■ WHAT THE TASK ASKS
In the entries that follow, find each line with the word "false" and copy it.

Segment Start: DATA TO USE

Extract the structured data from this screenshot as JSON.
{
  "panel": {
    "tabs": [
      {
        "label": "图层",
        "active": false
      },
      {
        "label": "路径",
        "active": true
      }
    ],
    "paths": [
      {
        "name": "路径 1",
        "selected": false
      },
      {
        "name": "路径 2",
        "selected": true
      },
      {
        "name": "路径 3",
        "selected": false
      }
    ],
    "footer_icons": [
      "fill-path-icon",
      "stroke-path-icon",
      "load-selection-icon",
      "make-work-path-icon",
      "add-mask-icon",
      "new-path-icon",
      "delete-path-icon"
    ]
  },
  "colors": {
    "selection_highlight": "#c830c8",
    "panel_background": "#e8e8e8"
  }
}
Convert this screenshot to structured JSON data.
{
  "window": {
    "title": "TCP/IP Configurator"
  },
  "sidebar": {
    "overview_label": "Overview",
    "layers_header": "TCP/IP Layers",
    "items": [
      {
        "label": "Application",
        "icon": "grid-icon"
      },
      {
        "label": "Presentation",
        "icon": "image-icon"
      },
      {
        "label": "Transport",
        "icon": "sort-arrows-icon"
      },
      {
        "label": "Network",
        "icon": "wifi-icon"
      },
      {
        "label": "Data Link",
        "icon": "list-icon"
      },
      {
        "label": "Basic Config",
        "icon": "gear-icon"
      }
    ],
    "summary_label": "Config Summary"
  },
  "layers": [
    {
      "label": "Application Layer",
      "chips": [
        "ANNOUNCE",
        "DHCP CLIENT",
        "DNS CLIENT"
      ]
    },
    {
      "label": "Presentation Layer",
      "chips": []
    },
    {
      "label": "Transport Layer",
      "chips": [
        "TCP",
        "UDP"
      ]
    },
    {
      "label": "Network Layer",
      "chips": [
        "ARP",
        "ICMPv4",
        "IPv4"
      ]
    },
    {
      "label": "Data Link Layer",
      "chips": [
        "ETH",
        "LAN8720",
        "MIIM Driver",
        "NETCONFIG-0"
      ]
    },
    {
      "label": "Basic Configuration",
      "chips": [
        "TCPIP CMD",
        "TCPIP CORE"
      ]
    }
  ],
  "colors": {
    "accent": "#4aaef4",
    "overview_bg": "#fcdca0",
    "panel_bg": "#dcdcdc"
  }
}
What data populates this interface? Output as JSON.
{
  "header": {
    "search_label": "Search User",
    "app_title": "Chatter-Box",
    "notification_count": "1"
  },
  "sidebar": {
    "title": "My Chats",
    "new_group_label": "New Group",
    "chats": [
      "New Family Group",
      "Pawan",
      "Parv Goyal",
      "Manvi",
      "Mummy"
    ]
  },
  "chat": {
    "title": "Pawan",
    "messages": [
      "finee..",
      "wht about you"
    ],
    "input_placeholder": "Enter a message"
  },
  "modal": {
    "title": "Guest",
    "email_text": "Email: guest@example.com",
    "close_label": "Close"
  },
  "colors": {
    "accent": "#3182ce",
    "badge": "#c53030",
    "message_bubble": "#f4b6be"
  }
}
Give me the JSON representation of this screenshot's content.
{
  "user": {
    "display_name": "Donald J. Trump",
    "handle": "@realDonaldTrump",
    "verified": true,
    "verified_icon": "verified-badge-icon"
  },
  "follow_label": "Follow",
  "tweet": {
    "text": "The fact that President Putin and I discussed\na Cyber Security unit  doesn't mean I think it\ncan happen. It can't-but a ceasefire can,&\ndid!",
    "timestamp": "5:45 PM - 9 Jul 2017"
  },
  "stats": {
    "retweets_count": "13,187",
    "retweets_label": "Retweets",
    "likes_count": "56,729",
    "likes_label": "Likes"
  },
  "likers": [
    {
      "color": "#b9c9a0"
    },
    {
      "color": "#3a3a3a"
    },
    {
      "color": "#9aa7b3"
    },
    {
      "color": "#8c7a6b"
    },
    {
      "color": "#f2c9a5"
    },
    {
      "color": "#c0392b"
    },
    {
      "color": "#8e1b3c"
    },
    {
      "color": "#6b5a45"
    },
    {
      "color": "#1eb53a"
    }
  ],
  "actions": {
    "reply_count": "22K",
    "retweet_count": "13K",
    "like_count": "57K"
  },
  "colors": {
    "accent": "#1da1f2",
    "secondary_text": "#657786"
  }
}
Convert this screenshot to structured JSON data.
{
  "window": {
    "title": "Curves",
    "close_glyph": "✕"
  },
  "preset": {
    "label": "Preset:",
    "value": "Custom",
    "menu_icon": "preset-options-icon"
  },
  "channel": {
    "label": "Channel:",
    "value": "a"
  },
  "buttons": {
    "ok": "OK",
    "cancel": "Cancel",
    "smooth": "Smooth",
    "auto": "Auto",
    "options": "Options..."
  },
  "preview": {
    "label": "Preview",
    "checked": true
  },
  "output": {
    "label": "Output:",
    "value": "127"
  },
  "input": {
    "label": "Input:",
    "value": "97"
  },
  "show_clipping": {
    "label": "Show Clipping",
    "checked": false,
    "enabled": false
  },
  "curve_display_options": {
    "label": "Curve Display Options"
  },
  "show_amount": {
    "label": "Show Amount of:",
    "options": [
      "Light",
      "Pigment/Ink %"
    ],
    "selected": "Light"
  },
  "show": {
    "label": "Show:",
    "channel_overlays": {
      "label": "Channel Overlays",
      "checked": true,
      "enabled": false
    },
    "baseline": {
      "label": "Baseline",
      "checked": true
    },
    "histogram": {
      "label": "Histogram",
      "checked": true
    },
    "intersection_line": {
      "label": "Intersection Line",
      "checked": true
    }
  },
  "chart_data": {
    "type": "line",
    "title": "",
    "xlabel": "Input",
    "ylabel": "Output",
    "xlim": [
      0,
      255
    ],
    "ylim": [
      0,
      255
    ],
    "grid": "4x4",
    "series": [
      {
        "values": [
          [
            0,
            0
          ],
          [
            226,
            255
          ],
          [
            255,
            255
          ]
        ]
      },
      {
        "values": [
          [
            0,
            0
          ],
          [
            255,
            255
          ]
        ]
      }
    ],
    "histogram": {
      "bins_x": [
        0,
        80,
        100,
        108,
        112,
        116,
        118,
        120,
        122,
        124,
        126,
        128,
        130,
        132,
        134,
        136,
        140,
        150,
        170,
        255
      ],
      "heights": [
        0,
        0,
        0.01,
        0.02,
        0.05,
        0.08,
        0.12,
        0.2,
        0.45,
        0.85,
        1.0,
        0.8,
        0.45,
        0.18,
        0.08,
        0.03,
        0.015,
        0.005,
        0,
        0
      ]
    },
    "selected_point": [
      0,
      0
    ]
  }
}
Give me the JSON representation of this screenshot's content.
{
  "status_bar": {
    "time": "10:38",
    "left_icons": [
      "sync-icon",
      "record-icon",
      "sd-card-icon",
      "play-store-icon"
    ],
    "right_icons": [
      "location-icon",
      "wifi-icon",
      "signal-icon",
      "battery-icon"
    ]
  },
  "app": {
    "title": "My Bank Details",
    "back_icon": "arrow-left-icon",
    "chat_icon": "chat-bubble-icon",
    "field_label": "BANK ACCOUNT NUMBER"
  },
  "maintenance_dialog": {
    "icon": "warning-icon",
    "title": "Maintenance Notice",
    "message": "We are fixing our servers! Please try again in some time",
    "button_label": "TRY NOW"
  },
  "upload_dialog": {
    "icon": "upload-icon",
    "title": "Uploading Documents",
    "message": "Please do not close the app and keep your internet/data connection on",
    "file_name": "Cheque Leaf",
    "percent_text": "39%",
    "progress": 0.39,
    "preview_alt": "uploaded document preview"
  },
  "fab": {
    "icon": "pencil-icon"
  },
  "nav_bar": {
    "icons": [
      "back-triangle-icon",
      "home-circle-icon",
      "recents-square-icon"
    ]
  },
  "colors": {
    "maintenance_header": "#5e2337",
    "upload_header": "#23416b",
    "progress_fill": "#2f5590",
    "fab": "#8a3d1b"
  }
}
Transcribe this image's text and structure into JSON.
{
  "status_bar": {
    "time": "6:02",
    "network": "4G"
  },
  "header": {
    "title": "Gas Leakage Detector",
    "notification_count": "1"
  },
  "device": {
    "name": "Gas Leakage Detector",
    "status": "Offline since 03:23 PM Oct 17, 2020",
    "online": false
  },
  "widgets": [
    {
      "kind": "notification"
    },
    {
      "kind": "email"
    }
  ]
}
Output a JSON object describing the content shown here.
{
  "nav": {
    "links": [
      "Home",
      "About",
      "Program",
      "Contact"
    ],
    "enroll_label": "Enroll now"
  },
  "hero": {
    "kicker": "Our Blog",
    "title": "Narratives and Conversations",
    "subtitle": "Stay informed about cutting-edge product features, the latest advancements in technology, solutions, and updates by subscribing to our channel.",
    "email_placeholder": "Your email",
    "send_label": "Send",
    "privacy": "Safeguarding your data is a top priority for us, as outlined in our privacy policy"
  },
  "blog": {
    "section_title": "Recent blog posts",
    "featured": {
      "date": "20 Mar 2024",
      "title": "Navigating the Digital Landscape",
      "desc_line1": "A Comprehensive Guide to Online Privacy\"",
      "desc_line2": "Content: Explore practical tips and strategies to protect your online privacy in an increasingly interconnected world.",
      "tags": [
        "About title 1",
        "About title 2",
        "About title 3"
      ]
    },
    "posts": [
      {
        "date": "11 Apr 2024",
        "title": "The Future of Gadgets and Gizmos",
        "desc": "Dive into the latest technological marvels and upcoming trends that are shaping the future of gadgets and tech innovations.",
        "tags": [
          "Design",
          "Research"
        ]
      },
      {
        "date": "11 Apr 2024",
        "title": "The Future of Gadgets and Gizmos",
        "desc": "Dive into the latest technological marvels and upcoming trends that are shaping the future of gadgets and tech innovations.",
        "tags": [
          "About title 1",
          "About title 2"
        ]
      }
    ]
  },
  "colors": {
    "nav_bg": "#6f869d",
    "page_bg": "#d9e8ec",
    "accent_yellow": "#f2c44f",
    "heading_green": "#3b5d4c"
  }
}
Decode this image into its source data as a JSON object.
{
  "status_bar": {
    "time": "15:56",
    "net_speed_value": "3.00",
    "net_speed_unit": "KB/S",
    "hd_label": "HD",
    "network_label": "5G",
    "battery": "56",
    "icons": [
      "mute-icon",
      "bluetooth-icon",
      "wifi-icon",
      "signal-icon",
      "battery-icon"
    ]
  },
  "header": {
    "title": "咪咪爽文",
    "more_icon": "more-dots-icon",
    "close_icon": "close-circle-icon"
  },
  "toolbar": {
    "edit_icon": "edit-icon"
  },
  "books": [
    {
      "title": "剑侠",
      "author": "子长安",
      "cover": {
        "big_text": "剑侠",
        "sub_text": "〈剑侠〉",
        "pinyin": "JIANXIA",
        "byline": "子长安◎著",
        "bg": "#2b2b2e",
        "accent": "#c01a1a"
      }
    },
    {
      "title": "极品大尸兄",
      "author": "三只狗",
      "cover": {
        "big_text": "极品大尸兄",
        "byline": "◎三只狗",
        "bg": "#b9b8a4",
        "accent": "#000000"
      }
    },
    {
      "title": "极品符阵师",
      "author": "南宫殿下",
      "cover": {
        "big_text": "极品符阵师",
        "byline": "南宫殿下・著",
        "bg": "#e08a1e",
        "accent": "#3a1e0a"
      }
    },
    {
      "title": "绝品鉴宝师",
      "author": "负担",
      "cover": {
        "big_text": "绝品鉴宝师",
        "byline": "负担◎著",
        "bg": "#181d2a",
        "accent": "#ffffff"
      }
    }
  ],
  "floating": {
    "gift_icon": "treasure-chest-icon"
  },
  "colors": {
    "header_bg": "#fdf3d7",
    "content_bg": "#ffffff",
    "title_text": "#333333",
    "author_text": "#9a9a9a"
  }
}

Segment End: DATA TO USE

■ RESPONSE TO THIS EXERCISE
        "active": false
        "selected": false
        "selected": false
    "checked": false,
    "enabled": false
      "enabled": false
    "online": false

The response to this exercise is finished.